Items listed in a dataset:
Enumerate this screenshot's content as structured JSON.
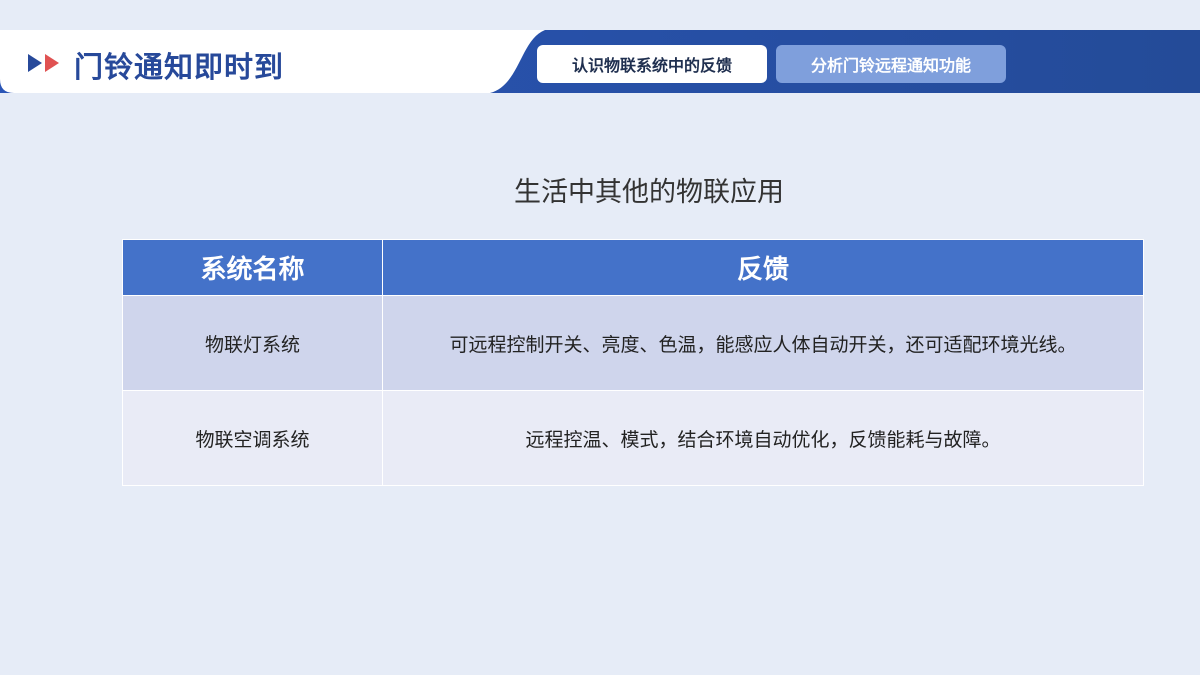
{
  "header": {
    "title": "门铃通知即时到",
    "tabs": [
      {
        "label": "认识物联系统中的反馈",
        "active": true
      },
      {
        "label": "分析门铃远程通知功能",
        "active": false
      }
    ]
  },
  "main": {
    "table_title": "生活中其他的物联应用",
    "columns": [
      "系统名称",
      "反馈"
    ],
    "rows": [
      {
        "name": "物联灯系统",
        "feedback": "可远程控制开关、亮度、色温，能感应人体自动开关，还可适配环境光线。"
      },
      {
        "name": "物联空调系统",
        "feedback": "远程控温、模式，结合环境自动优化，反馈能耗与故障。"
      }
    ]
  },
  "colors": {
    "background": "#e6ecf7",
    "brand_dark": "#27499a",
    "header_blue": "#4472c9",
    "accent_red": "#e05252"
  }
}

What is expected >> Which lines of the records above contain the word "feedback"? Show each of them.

Task solution >>
        "feedback": "可远程控制开关、亮度、色温，能感应人体自动开关，还可适配环境光线。"
        "feedback": "远程控温、模式，结合环境自动优化，反馈能耗与故障。"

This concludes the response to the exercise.